Sabah’s sole mental institution – Hospital Mesra Bukit Padang or the Bukit Padang Mental Hospital in Kota Kinabalu, has an unassuming history of 40 years since it started operation in 1971.
During the colonial days, Sandakan’s Sim-Sim centre was the place for ‘lunatics’ as defined under the North Borneo Lunatics Ordinance.
Nowadays, it is considered politically incorrect or rude to call a mentally challenged person or mentally ill patient a lunatic although some say there seems to be a lot in active politics.
Sometimes in the tranquil environment of the hospital and amidst the outward happiness of some of the patients, one tends to ponder whether the inmates are the ‘sane’ ones while those in the real world chasing papers, running in the rat race, and swearing honking road raging drivers are the insane maddening crowd.
In 2001, Malaysia passed the Mental Health Act and Sabah gazetted it for the state replacing the Lunatics Ordinance ten years later in 2011.
Unlike the other hospitals overburdened by foreigners seeking treatment. the Hospital Mesra Bukit Padang is relatively quiet and unhurried although it provides psychiatric services for the entire state.
Its Pharmacy Unit provides prescriptions to all in-patients and out patients with an average of about 1150 prescription monthly. Patients are mainly psychiatric and the drugs involved are mainly psychotropic.
At present there are 10 functioning ward and units providing medication, education, counseling and drug information services.
Bukit Padang Mental Hospital provides rehabilitation services in the form of gardening.
Children are only treated in daycare centre and minors are to be in the care of parents and guardians after working hours.
Food are prepared in accordance with Health Department nutritionist guidelines no spicy, oily. fried, roasted stuff.
All staff are full time and trained with three GPs and a psychiatrist.
The hospital is well managed, kept clean and there are no complaints from the 180 staff.

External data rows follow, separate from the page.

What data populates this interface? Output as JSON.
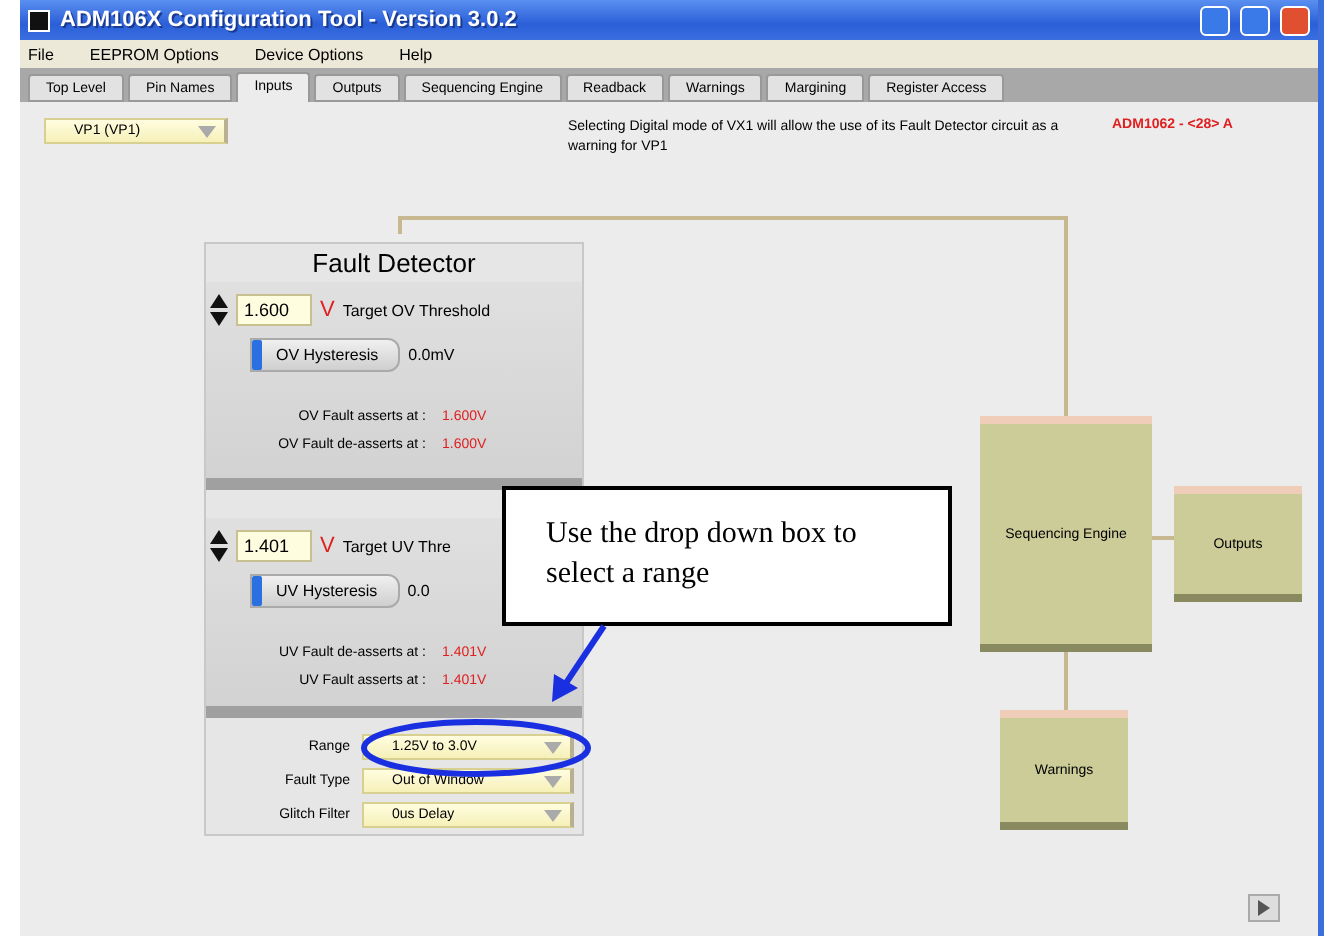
{
  "window": {
    "title": "ADM106X Configuration Tool -  Version 3.0.2"
  },
  "menu": [
    "File",
    "EEPROM Options",
    "Device Options",
    "Help"
  ],
  "tabs": [
    {
      "label": "Top Level",
      "selected": false
    },
    {
      "label": "Pin Names",
      "selected": false
    },
    {
      "label": "Inputs",
      "selected": true
    },
    {
      "label": "Outputs",
      "selected": false
    },
    {
      "label": "Sequencing Engine",
      "selected": false
    },
    {
      "label": "Readback",
      "selected": false
    },
    {
      "label": "Warnings",
      "selected": false
    },
    {
      "label": "Margining",
      "selected": false
    },
    {
      "label": "Register Access",
      "selected": false
    }
  ],
  "channel_select": {
    "value": "VP1  (VP1)"
  },
  "info_text": "Selecting Digital mode of VX1 will allow the use of its Fault Detector circuit as a warning for VP1",
  "device_label": "ADM1062 - <28> A",
  "fault_detector": {
    "title": "Fault Detector",
    "sections": [
      {
        "value": "1.600",
        "unit": "V",
        "label": "Target OV Threshold",
        "hysteresis": {
          "label": "OV Hysteresis",
          "level": 0
        },
        "hysteresis_reading": "0.0mV",
        "readings": [
          {
            "label": "OV Fault asserts at :",
            "value": "1.600V"
          },
          {
            "label": "OV Fault de-asserts at :",
            "value": "1.600V"
          }
        ]
      },
      {
        "value": "1.401",
        "unit": "V",
        "label": "Target UV Thre",
        "hysteresis": {
          "label": "UV Hysteresis",
          "level": 0
        },
        "hysteresis_reading": "0.0",
        "readings": [
          {
            "label": "UV Fault de-asserts at :",
            "value": "1.401V"
          },
          {
            "label": "UV Fault asserts at :",
            "value": "1.401V"
          }
        ]
      }
    ],
    "settings": [
      {
        "label": "Range",
        "value": "1.25V to 3.0V"
      },
      {
        "label": "Fault Type",
        "value": "Out of Window"
      },
      {
        "label": "Glitch Filter",
        "value": "0us Delay"
      }
    ]
  },
  "diagram": {
    "blocks": [
      "Sequencing Engine",
      "Outputs",
      "Warnings"
    ]
  },
  "callout": {
    "text": "Use the drop down box to select a range"
  }
}
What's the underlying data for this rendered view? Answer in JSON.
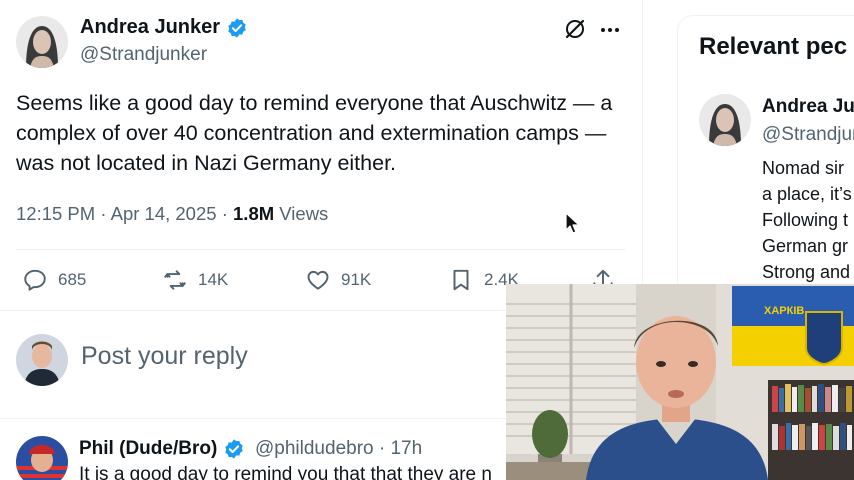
{
  "tweet": {
    "author_name": "Andrea Junker",
    "author_handle": "@Strandjunker",
    "text": "Seems like a good day to remind everyone that Auschwitz — a complex of over 40 concentration and extermination camps — was not located in Nazi Germany either.",
    "time": "12:15 PM",
    "date": "Apr 14, 2025",
    "views_count": "1.8M",
    "views_label": "Views",
    "stats": {
      "replies": "685",
      "reposts": "14K",
      "likes": "91K",
      "bookmarks": "2.4K"
    }
  },
  "reply_composer": {
    "placeholder": "Post your reply"
  },
  "replies": [
    {
      "name": "Phil (Dude/Bro)",
      "handle": "@phildudebro",
      "age": "17h",
      "text": "It is a good day to remind you that that they are n"
    }
  ],
  "sidebar": {
    "title": "Relevant pec",
    "person": {
      "name": "Andrea Ju",
      "handle": "@Strandjun",
      "bio_lines": [
        "Nomad sir",
        "a place, it’s",
        "Following t",
        "German gr",
        "Strong and"
      ]
    }
  },
  "webcam": {
    "flag_text": "ХАРКІВ"
  },
  "colors": {
    "verified": "#1d9bf0",
    "secondary_text": "#536471",
    "primary_text": "#0f1419",
    "divider": "#eff3f4",
    "flag_blue": "#2a5db0",
    "flag_yellow": "#f5d000"
  }
}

There are 320 males to 240 female inmates but the figure is fluid as there are admission and discharge including readmission and there are some drug addicts under the Pemadam care programme besides court cases detainees under watch and evaluation of their mental state.
A bigger therapeutic garden for the patients would be beneficial to the future development of this hospital.
The 11-member Board of Visitors maintains a check and balance system to ensure that the hospital is properly run and the patients are not abused, well taken care of and nourished with proper meals.
External contractors are engaged by the Ministry of Health to provide security, cleaning services, laundry services and the state of cleanliness observed is good with the GPs monitoring the health of the inmates in their wards daily where each patient has a file that the doctor peruses daily.
The current Chairwoman of the Board of Visitors is Catholic lawyer Ruth Priscilla Marcus who specializes in divorce, domestic violence, alimony matters.
The board is trying to build a house for a rehabilitated lady who has a piece of land so that she can have a home to continue with her life outside the hospital.
When the hospital started operations in 1971, it was a oppressive era after the May 13, 1969 riots in West Malaysia as the new Prime Minister Abdul Razak granted emergency detention powers under the Emergency declared to the Sabah Chief Minister Mustapha Harun.
Fortunately, Mustapha only jailed his political opponents in the Kepayan Prison in Kota Kinabalu and did not put any opposition figures in the mental hospital forcibly drugged and under electro-convulsive shocks treatment as was in some Communist states.
Hence, the hospital until today did not have a unsavory reputation although when a person says he lives in (a housing in the vicinity of) Bukit Padang, the locals would likely to make a humour out of it for fun.
The hospital hopes that more members of the public would visit the patients in groups so that the inmates would benefit from more outside contacts and friendship to help them readjust to normal life.